In this case, your imagination and creativity are the limits. A simple web search can give you an endless list of DIY recycling gardening decorations. You can use large plastic bottles and metal cans as pots. Cardboard tubes and egg crates can be reused to grow seedlings. Also, you can find recycled concrete aggregate you can use for paving and eco-landscaping ideas.

6. Take Advantage Of Solar Lights

Outdoor lighting is essential to showcase your beautiful garden after sundown. Yet consider using solar lights for an eco-friendly garden instead of depending on electricity.

These lighting fixtures can collect solar energy during the day and light up your garden at night without relying on traditional electricity. Numerous options are available to help illuminate your garden, including string lights, pathway lights, and even spotlights powered with solar panels.

With the right solar lights, you can create a whimsical garden at night while saving money on electric bills and reducing your carbon footprint.


Creating a greener and more sustainable garden may seem daunting, but it’s a lot easier than you think. Having a garden in the first place already makes your property eco-friendlier than properties that don’t.

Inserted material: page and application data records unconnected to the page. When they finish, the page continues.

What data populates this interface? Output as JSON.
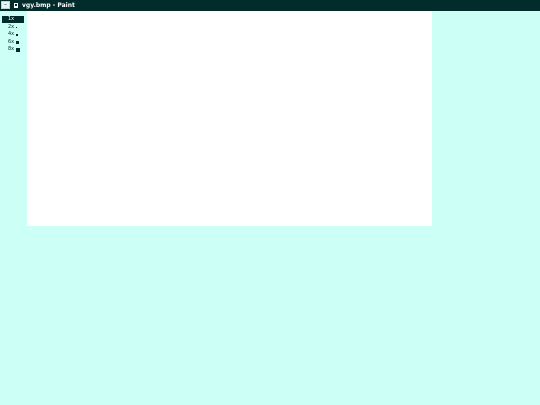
{
  "window": {
    "title": "vgy.bmp - Paint",
    "system_menu_icon": "menu-icon",
    "app_icon": "paint-document-icon"
  },
  "brush_sizes": {
    "selected": "1x",
    "items": [
      {
        "label": "1x",
        "icon": "brush-1x-icon"
      },
      {
        "label": "2x",
        "icon": "brush-2x-icon"
      },
      {
        "label": "4x",
        "icon": "brush-4x-icon"
      },
      {
        "label": "6x",
        "icon": "brush-6x-icon"
      },
      {
        "label": "8x",
        "icon": "brush-8x-icon"
      }
    ]
  },
  "colors": {
    "background": "#ccfff5",
    "titlebar": "#022b2b",
    "canvas": "#ffffff"
  }
}
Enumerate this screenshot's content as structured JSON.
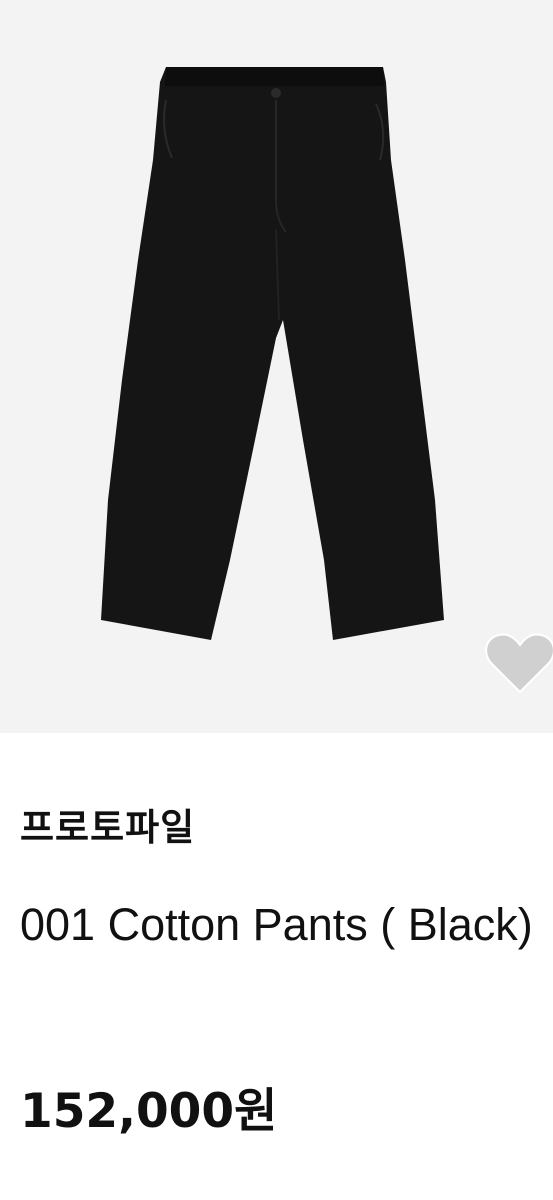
{
  "product": {
    "image_alt": "black cotton pants",
    "brand": "프로토파일",
    "title": "001 Cotton Pants ( Black)",
    "price": "152,000원",
    "wishlist_icon": "heart-icon"
  },
  "colors": {
    "image_background": "#f3f3f3",
    "pants": "#151515",
    "heart": "#d0d0d0",
    "text": "#111111"
  }
}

That said, you may need to make a few simple changes to ensure that your garden positively impacts the environment. The tips mentioned above can help you get started toward a more sustainable and greener garden.